| Dataset rows for apps and sites |
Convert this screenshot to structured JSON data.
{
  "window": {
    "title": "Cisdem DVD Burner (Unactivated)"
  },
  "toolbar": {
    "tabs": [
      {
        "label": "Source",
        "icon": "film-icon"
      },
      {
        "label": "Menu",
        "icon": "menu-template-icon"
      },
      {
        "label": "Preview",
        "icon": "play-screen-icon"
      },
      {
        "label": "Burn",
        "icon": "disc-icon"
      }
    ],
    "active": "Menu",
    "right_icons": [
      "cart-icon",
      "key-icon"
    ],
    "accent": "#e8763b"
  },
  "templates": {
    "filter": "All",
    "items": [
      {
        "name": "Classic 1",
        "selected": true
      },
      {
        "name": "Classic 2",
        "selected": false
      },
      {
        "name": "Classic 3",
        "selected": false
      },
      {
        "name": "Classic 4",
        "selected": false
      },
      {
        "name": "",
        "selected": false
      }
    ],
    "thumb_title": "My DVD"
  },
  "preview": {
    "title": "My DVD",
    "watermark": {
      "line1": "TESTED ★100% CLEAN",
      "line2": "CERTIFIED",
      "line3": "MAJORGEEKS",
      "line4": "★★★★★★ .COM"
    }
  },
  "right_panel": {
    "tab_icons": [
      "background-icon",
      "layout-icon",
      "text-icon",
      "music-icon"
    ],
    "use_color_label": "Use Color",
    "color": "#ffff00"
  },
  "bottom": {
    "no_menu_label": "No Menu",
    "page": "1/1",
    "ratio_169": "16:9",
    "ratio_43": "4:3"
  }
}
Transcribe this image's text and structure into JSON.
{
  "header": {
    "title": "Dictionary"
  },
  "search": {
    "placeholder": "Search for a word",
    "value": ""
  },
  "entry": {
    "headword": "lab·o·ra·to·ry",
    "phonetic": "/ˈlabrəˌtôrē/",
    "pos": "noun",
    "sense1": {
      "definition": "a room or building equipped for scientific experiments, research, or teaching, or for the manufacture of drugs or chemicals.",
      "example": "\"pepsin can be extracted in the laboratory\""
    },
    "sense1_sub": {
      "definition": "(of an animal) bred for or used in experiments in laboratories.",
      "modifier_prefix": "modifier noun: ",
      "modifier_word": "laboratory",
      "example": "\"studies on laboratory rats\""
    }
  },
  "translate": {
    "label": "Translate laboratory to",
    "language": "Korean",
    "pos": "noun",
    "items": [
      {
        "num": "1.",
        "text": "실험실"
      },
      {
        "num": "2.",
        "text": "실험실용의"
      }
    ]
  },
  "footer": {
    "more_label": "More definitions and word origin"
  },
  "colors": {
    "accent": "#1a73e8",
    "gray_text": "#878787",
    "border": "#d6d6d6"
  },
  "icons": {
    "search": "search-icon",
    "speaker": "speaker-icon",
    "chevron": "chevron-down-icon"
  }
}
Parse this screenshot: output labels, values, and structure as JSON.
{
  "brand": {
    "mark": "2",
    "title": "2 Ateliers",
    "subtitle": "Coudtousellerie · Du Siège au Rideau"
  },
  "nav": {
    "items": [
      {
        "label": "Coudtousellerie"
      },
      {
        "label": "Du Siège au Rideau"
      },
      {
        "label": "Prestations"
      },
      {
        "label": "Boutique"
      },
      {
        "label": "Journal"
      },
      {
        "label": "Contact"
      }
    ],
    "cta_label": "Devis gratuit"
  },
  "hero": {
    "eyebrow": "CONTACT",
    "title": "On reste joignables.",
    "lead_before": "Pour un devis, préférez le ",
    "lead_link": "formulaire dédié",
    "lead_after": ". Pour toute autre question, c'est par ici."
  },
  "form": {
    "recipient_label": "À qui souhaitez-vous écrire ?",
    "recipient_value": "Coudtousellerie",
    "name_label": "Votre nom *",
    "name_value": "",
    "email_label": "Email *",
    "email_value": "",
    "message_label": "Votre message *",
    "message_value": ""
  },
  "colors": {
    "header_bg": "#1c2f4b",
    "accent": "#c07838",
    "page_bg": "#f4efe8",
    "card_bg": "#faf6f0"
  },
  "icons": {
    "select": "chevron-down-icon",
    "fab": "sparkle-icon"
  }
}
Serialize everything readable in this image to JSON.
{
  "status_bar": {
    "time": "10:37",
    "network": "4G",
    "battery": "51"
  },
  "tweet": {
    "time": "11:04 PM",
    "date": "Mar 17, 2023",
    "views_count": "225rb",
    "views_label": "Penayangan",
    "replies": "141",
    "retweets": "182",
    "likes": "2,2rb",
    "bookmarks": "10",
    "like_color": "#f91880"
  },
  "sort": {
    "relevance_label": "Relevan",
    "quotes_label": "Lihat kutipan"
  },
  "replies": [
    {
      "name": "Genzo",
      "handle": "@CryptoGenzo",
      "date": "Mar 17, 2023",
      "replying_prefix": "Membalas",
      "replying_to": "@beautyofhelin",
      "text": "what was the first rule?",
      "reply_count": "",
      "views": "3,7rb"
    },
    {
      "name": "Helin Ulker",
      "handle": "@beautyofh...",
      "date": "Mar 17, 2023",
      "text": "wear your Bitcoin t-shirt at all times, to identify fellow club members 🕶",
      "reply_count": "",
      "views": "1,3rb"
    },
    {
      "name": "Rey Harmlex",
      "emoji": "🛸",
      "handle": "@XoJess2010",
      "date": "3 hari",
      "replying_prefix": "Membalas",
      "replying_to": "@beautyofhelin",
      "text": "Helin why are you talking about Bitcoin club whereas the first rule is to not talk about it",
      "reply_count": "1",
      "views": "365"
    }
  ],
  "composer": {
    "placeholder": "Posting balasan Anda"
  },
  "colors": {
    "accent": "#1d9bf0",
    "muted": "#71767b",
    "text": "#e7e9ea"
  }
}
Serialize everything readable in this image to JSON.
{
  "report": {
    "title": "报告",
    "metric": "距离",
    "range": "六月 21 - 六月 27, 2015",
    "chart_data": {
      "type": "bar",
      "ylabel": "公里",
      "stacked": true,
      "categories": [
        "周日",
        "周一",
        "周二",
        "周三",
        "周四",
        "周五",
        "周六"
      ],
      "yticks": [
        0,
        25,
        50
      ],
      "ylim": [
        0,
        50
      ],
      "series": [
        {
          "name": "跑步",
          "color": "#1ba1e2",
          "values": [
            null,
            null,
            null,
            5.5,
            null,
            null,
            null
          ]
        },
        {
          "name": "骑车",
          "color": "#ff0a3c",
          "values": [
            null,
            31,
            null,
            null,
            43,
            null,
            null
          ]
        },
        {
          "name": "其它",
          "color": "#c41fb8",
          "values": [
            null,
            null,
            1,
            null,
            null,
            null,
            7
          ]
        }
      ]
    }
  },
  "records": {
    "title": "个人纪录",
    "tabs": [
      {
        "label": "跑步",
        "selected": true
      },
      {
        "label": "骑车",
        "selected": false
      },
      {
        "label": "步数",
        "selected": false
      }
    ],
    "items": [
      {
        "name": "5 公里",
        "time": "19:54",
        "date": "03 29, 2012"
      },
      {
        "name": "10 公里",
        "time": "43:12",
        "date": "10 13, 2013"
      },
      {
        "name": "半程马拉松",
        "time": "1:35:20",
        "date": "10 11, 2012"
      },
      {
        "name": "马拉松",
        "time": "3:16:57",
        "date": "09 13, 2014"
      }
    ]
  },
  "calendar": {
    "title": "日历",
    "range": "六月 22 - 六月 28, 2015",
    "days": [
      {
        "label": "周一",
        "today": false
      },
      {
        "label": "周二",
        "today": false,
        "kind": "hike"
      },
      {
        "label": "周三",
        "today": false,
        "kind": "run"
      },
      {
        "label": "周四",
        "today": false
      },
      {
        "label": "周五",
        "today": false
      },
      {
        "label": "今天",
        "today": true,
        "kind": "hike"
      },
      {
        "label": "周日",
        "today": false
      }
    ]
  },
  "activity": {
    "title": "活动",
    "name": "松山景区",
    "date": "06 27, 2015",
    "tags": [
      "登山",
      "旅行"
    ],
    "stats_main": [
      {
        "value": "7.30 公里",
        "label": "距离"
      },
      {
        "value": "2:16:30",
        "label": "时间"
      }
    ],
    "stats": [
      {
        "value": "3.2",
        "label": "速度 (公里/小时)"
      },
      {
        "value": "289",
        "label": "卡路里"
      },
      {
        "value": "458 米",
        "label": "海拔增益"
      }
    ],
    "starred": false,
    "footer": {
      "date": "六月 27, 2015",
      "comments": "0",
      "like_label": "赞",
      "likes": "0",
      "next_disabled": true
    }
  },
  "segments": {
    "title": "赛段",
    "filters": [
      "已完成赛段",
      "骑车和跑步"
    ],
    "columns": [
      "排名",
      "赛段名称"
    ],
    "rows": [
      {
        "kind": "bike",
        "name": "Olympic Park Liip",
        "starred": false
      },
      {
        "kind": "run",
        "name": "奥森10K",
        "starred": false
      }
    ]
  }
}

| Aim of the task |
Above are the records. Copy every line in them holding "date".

| Problem solution |
    "date": "Mar 17, 2023",
      "date": "Mar 17, 2023",
      "date": "Mar 17, 2023",
      "date": "3 hari",
        "date": "03 29, 2012"
        "date": "10 13, 2013"
        "date": "10 11, 2012"
        "date": "09 13, 2014"
    "date": "06 27, 2015",
      "date": "六月 27, 2015",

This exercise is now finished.